▶ **Data to use**

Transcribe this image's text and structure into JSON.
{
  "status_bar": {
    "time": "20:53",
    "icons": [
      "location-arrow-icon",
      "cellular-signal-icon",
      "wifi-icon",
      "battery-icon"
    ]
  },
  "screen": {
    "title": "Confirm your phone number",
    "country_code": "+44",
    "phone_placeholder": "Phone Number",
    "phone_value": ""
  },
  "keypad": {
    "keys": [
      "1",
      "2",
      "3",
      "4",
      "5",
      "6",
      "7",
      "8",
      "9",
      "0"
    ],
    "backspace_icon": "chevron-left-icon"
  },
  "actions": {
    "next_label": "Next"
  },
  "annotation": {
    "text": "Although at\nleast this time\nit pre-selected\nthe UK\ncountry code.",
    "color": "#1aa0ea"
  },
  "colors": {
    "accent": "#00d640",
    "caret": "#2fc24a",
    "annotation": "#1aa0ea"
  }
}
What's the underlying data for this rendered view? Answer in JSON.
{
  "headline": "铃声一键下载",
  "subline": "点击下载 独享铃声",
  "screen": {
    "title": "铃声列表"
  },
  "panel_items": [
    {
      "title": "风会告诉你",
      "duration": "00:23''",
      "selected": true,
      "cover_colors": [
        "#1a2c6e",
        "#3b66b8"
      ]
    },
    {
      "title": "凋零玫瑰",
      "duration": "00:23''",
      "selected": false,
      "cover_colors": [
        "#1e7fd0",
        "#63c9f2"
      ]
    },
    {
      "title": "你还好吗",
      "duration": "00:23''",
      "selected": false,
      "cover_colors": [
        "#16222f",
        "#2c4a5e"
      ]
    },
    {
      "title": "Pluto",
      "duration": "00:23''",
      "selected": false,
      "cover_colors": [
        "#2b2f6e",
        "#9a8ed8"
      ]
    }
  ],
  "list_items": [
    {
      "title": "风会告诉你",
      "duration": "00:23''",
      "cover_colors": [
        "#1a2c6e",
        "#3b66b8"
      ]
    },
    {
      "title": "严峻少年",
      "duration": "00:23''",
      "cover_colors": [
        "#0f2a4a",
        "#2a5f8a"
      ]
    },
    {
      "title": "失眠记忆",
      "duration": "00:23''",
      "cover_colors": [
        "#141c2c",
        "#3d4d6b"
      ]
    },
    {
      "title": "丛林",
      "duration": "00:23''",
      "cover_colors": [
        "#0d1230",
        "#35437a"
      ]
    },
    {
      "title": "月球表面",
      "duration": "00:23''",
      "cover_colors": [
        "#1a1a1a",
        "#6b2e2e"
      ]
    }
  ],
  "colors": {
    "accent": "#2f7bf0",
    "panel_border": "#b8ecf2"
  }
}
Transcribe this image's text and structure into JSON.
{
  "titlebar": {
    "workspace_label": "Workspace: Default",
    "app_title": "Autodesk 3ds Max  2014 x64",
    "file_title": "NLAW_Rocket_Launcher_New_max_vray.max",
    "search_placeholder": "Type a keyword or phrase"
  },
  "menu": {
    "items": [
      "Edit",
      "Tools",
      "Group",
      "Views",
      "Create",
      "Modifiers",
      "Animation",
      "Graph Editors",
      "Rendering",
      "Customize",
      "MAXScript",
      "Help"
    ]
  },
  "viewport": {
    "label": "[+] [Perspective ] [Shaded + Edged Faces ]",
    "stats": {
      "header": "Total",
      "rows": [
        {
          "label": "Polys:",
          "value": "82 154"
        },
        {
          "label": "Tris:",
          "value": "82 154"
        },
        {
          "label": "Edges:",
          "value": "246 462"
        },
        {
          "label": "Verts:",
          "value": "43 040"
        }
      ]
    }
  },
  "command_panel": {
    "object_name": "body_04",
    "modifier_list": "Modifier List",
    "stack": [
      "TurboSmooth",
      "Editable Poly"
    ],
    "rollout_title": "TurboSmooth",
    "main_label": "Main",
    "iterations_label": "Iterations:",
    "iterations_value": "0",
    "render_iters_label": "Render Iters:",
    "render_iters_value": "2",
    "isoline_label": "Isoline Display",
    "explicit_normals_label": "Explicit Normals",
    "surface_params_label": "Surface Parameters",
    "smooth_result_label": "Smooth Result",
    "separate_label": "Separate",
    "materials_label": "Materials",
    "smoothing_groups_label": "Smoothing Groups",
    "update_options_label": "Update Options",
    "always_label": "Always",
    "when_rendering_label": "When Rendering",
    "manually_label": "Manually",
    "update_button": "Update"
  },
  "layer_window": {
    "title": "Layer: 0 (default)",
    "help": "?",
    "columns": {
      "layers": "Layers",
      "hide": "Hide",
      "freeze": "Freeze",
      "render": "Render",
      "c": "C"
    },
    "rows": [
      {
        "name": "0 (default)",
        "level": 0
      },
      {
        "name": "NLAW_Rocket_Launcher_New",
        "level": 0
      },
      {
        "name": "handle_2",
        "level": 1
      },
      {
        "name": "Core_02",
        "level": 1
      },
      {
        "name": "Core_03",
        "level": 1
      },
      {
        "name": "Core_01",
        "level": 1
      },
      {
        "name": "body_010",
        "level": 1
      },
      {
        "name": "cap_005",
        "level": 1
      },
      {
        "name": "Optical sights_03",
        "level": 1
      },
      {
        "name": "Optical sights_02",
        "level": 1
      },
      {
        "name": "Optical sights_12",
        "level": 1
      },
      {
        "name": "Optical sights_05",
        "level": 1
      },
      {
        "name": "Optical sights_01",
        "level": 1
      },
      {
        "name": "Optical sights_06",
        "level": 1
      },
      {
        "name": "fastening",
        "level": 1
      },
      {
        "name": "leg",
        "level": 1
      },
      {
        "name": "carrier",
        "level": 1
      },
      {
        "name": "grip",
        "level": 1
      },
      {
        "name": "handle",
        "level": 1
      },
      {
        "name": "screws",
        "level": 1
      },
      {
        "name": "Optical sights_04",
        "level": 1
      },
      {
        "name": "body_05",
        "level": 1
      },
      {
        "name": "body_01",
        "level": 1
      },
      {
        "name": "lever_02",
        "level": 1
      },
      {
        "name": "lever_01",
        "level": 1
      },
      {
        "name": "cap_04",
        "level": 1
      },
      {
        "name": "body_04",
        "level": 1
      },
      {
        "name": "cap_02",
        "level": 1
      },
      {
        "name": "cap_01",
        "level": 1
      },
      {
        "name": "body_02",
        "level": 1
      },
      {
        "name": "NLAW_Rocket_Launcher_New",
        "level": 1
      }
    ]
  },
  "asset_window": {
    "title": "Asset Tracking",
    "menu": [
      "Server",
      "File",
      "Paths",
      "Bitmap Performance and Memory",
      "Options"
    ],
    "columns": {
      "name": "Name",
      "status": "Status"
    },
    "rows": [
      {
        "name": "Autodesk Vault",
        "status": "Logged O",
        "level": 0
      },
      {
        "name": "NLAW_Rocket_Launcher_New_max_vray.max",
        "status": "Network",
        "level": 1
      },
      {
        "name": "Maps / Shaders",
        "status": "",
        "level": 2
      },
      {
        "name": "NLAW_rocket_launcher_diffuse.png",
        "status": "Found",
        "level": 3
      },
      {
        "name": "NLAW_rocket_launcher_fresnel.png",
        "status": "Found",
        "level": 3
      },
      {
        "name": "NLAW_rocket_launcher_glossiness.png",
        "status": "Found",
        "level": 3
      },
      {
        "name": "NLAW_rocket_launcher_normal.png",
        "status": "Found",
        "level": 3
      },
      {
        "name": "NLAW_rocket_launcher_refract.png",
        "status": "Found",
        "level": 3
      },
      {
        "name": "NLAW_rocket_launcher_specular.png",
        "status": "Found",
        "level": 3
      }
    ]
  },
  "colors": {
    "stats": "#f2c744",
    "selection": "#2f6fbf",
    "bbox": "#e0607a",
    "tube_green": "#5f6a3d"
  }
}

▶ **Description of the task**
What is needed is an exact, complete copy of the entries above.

▶ **Exercise answer**
Transcribe this image's text and structure into JSON.
{
  "status_bar": {
    "time": "20:53",
    "icons": [
      "location-arrow-icon",
      "cellular-signal-icon",
      "wifi-icon",
      "battery-icon"
    ]
  },
  "screen": {
    "title": "Confirm your phone number",
    "country_code": "+44",
    "phone_placeholder": "Phone Number",
    "phone_value": ""
  },
  "keypad": {
    "keys": [
      "1",
      "2",
      "3",
      "4",
      "5",
      "6",
      "7",
      "8",
      "9",
      "0"
    ],
    "backspace_icon": "chevron-left-icon"
  },
  "actions": {
    "next_label": "Next"
  },
  "annotation": {
    "text": "Although at\nleast this time\nit pre-selected\nthe UK\ncountry code.",
    "color": "#1aa0ea"
  },
  "colors": {
    "accent": "#00d640",
    "caret": "#2fc24a",
    "annotation": "#1aa0ea"
  }
}
What's the underlying data for this rendered view? Answer in JSON.
{
  "headline": "铃声一键下载",
  "subline": "点击下载 独享铃声",
  "screen": {
    "title": "铃声列表"
  },
  "panel_items": [
    {
      "title": "风会告诉你",
      "duration": "00:23''",
      "selected": true,
      "cover_colors": [
        "#1a2c6e",
        "#3b66b8"
      ]
    },
    {
      "title": "凋零玫瑰",
      "duration": "00:23''",
      "selected": false,
      "cover_colors": [
        "#1e7fd0",
        "#63c9f2"
      ]
    },
    {
      "title": "你还好吗",
      "duration": "00:23''",
      "selected": false,
      "cover_colors": [
        "#16222f",
        "#2c4a5e"
      ]
    },
    {
      "title": "Pluto",
      "duration": "00:23''",
      "selected": false,
      "cover_colors": [
        "#2b2f6e",
        "#9a8ed8"
      ]
    }
  ],
  "list_items": [
    {
      "title": "风会告诉你",
      "duration": "00:23''",
      "cover_colors": [
        "#1a2c6e",
        "#3b66b8"
      ]
    },
    {
      "title": "严峻少年",
      "duration": "00:23''",
      "cover_colors": [
        "#0f2a4a",
        "#2a5f8a"
      ]
    },
    {
      "title": "失眠记忆",
      "duration": "00:23''",
      "cover_colors": [
        "#141c2c",
        "#3d4d6b"
      ]
    },
    {
      "title": "丛林",
      "duration": "00:23''",
      "cover_colors": [
        "#0d1230",
        "#35437a"
      ]
    },
    {
      "title": "月球表面",
      "duration": "00:23''",
      "cover_colors": [
        "#1a1a1a",
        "#6b2e2e"
      ]
    }
  ],
  "colors": {
    "accent": "#2f7bf0",
    "panel_border": "#b8ecf2"
  }
}
Transcribe this image's text and structure into JSON.
{
  "titlebar": {
    "workspace_label": "Workspace: Default",
    "app_title": "Autodesk 3ds Max  2014 x64",
    "file_title": "NLAW_Rocket_Launcher_New_max_vray.max",
    "search_placeholder": "Type a keyword or phrase"
  },
  "menu": {
    "items": [
      "Edit",
      "Tools",
      "Group",
      "Views",
      "Create",
      "Modifiers",
      "Animation",
      "Graph Editors",
      "Rendering",
      "Customize",
      "MAXScript",
      "Help"
    ]
  },
  "viewport": {
    "label": "[+] [Perspective ] [Shaded + Edged Faces ]",
    "stats": {
      "header": "Total",
      "rows": [
        {
          "label": "Polys:",
          "value": "82 154"
        },
        {
          "label": "Tris:",
          "value": "82 154"
        },
        {
          "label": "Edges:",
          "value": "246 462"
        },
        {
          "label": "Verts:",
          "value": "43 040"
        }
      ]
    }
  },
  "command_panel": {
    "object_name": "body_04",
    "modifier_list": "Modifier List",
    "stack": [
      "TurboSmooth",
      "Editable Poly"
    ],
    "rollout_title": "TurboSmooth",
    "main_label": "Main",
    "iterations_label": "Iterations:",
    "iterations_value": "0",
    "render_iters_label": "Render Iters:",
    "render_iters_value": "2",
    "isoline_label": "Isoline Display",
    "explicit_normals_label": "Explicit Normals",
    "surface_params_label": "Surface Parameters",
    "smooth_result_label": "Smooth Result",
    "separate_label": "Separate",
    "materials_label": "Materials",
    "smoothing_groups_label": "Smoothing Groups",
    "update_options_label": "Update Options",
    "always_label": "Always",
    "when_rendering_label": "When Rendering",
    "manually_label": "Manually",
    "update_button": "Update"
  },
  "layer_window": {
    "title": "Layer: 0 (default)",
    "help": "?",
    "columns": {
      "layers": "Layers",
      "hide": "Hide",
      "freeze": "Freeze",
      "render": "Render",
      "c": "C"
    },
    "rows": [
      {
        "name": "0 (default)",
        "level": 0
      },
      {
        "name": "NLAW_Rocket_Launcher_New",
        "level": 0
      },
      {
        "name": "handle_2",
        "level": 1
      },
      {
        "name": "Core_02",
        "level": 1
      },
      {
        "name": "Core_03",
        "level": 1
      },
      {
        "name": "Core_01",
        "level": 1
      },
      {
        "name": "body_010",
        "level": 1
      },
      {
        "name": "cap_005",
        "level": 1
      },
      {
        "name": "Optical sights_03",
        "level": 1
      },
      {
        "name": "Optical sights_02",
        "level": 1
      },
      {
        "name": "Optical sights_12",
        "level": 1
      },
      {
        "name": "Optical sights_05",
        "level": 1
      },
      {
        "name": "Optical sights_01",
        "level": 1
      },
      {
        "name": "Optical sights_06",
        "level": 1
      },
      {
        "name": "fastening",
        "level": 1
      },
      {
        "name": "leg",
        "level": 1
      },
      {
        "name": "carrier",
        "level": 1
      },
      {
        "name": "grip",
        "level": 1
      },
      {
        "name": "handle",
        "level": 1
      },
      {
        "name": "screws",
        "level": 1
      },
      {
        "name": "Optical sights_04",
        "level": 1
      },
      {
        "name": "body_05",
        "level": 1
      },
      {
        "name": "body_01",
        "level": 1
      },
      {
        "name": "lever_02",
        "level": 1
      },
      {
        "name": "lever_01",
        "level": 1
      },
      {
        "name": "cap_04",
        "level": 1
      },
      {
        "name": "body_04",
        "level": 1
      },
      {
        "name": "cap_02",
        "level": 1
      },
      {
        "name": "cap_01",
        "level": 1
      },
      {
        "name": "body_02",
        "level": 1
      },
      {
        "name": "NLAW_Rocket_Launcher_New",
        "level": 1
      }
    ]
  },
  "asset_window": {
    "title": "Asset Tracking",
    "menu": [
      "Server",
      "File",
      "Paths",
      "Bitmap Performance and Memory",
      "Options"
    ],
    "columns": {
      "name": "Name",
      "status": "Status"
    },
    "rows": [
      {
        "name": "Autodesk Vault",
        "status": "Logged O",
        "level": 0
      },
      {
        "name": "NLAW_Rocket_Launcher_New_max_vray.max",
        "status": "Network",
        "level": 1
      },
      {
        "name": "Maps / Shaders",
        "status": "",
        "level": 2
      },
      {
        "name": "NLAW_rocket_launcher_diffuse.png",
        "status": "Found",
        "level": 3
      },
      {
        "name": "NLAW_rocket_launcher_fresnel.png",
        "status": "Found",
        "level": 3
      },
      {
        "name": "NLAW_rocket_launcher_glossiness.png",
        "status": "Found",
        "level": 3
      },
      {
        "name": "NLAW_rocket_launcher_normal.png",
        "status": "Found",
        "level": 3
      },
      {
        "name": "NLAW_rocket_launcher_refract.png",
        "status": "Found",
        "level": 3
      },
      {
        "name": "NLAW_rocket_launcher_specular.png",
        "status": "Found",
        "level": 3
      }
    ]
  },
  "colors": {
    "stats": "#f2c744",
    "selection": "#2f6fbf",
    "bbox": "#e0607a",
    "tube_green": "#5f6a3d"
  }
}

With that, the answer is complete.